__Instructions for the task__. Apart from the pictures, every entry must be retyped exactly.

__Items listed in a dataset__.
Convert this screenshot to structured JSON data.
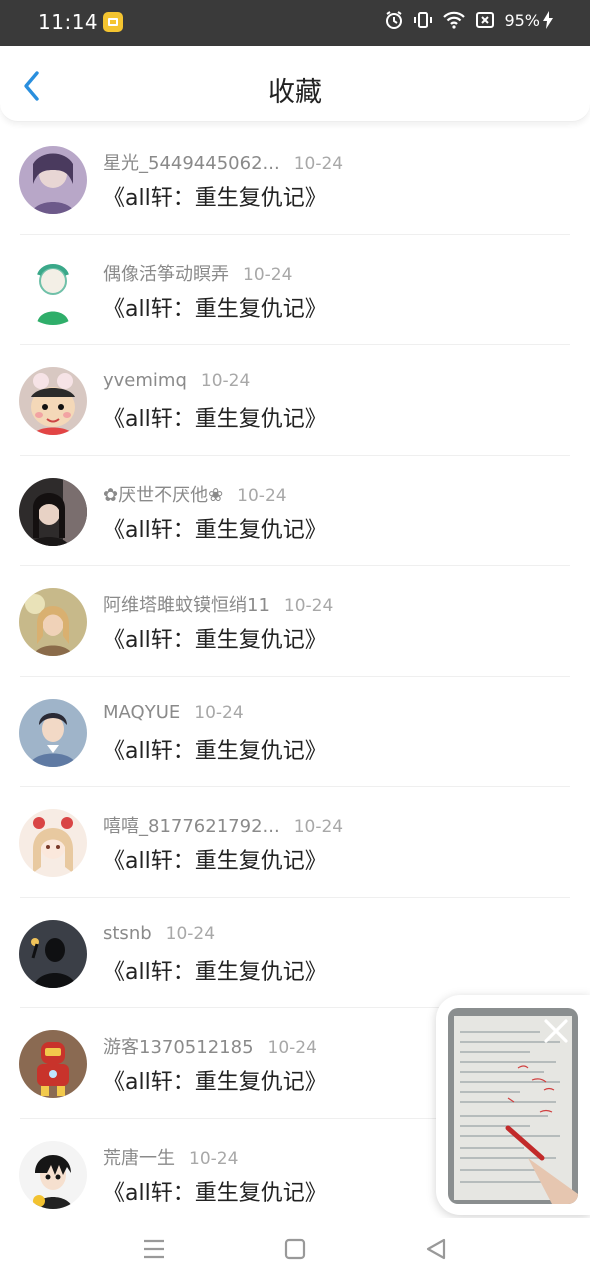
{
  "status_bar": {
    "time": "11:14",
    "battery_percent": "95%",
    "icons": [
      "gallery-app-icon",
      "alarm-icon",
      "vibrate-icon",
      "wifi-icon",
      "sim-blocked-icon",
      "battery-icon",
      "charging-bolt-icon"
    ]
  },
  "header": {
    "title": "收藏",
    "back_icon": "chevron-left-icon",
    "accent": "#2a8fde"
  },
  "favorites": [
    {
      "user": "星光_5449445062...",
      "date": "10-24",
      "book": "《all轩：重生复仇记》"
    },
    {
      "user": "偶像活筝动瞑弄",
      "date": "10-24",
      "book": "《all轩：重生复仇记》"
    },
    {
      "user": "yvemimq",
      "date": "10-24",
      "book": "《all轩：重生复仇记》"
    },
    {
      "user": "✿厌世不厌他❀",
      "date": "10-24",
      "book": "《all轩：重生复仇记》"
    },
    {
      "user": "阿维塔雎蚊镆恒绡11",
      "date": "10-24",
      "book": "《all轩：重生复仇记》"
    },
    {
      "user": "MAQYUE",
      "date": "10-24",
      "book": "《all轩：重生复仇记》"
    },
    {
      "user": "嘻嘻_8177621792...",
      "date": "10-24",
      "book": "《all轩：重生复仇记》"
    },
    {
      "user": "stsnb",
      "date": "10-24",
      "book": "《all轩：重生复仇记》"
    },
    {
      "user": "游客1370512185",
      "date": "10-24",
      "book": "《all轩：重生复仇记》"
    },
    {
      "user": "荒唐一生",
      "date": "10-24",
      "book": "《all轩：重生复仇记》"
    }
  ],
  "floating_video": {
    "close_icon": "close-icon"
  },
  "nav_bar": {
    "icons": [
      "menu-icon",
      "home-square-icon",
      "back-triangle-icon"
    ]
  }
}
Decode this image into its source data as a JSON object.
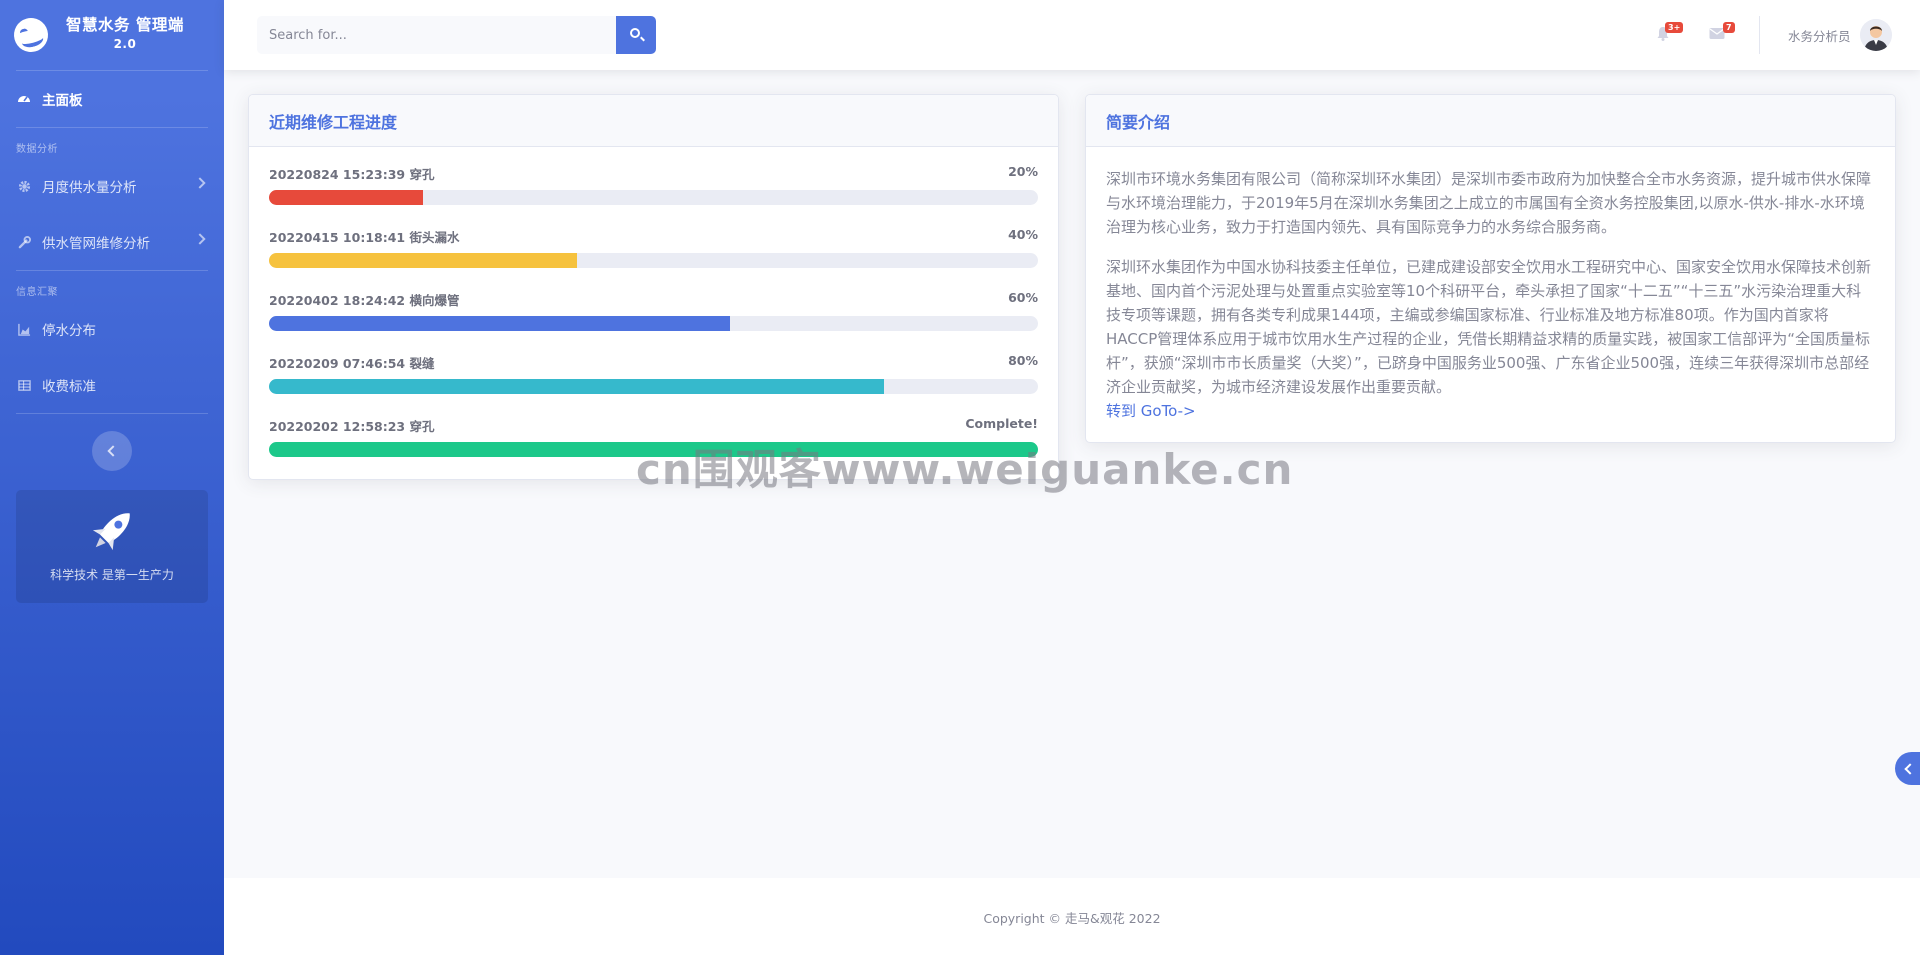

__Answer below__.
Convert this screenshot to structured JSON data.
{
  "status_bar": {
    "time": "11:14",
    "battery_percent": "95%",
    "icons": [
      "gallery-app-icon",
      "alarm-icon",
      "vibrate-icon",
      "wifi-icon",
      "sim-blocked-icon",
      "battery-icon",
      "charging-bolt-icon"
    ]
  },
  "header": {
    "title": "收藏",
    "back_icon": "chevron-left-icon",
    "accent": "#2a8fde"
  },
  "favorites": [
    {
      "user": "星光_5449445062...",
      "date": "10-24",
      "book": "《all轩：重生复仇记》"
    },
    {
      "user": "偶像活筝动瞑弄",
      "date": "10-24",
      "book": "《all轩：重生复仇记》"
    },
    {
      "user": "yvemimq",
      "date": "10-24",
      "book": "《all轩：重生复仇记》"
    },
    {
      "user": "✿厌世不厌他❀",
      "date": "10-24",
      "book": "《all轩：重生复仇记》"
    },
    {
      "user": "阿维塔雎蚊镆恒绡11",
      "date": "10-24",
      "book": "《all轩：重生复仇记》"
    },
    {
      "user": "MAQYUE",
      "date": "10-24",
      "book": "《all轩：重生复仇记》"
    },
    {
      "user": "嘻嘻_8177621792...",
      "date": "10-24",
      "book": "《all轩：重生复仇记》"
    },
    {
      "user": "stsnb",
      "date": "10-24",
      "book": "《all轩：重生复仇记》"
    },
    {
      "user": "游客1370512185",
      "date": "10-24",
      "book": "《all轩：重生复仇记》"
    },
    {
      "user": "荒唐一生",
      "date": "10-24",
      "book": "《all轩：重生复仇记》"
    }
  ],
  "floating_video": {
    "close_icon": "close-icon"
  },
  "nav_bar": {
    "icons": [
      "menu-icon",
      "home-square-icon",
      "back-triangle-icon"
    ]
  }
}
Decode this image into its source data as a JSON object.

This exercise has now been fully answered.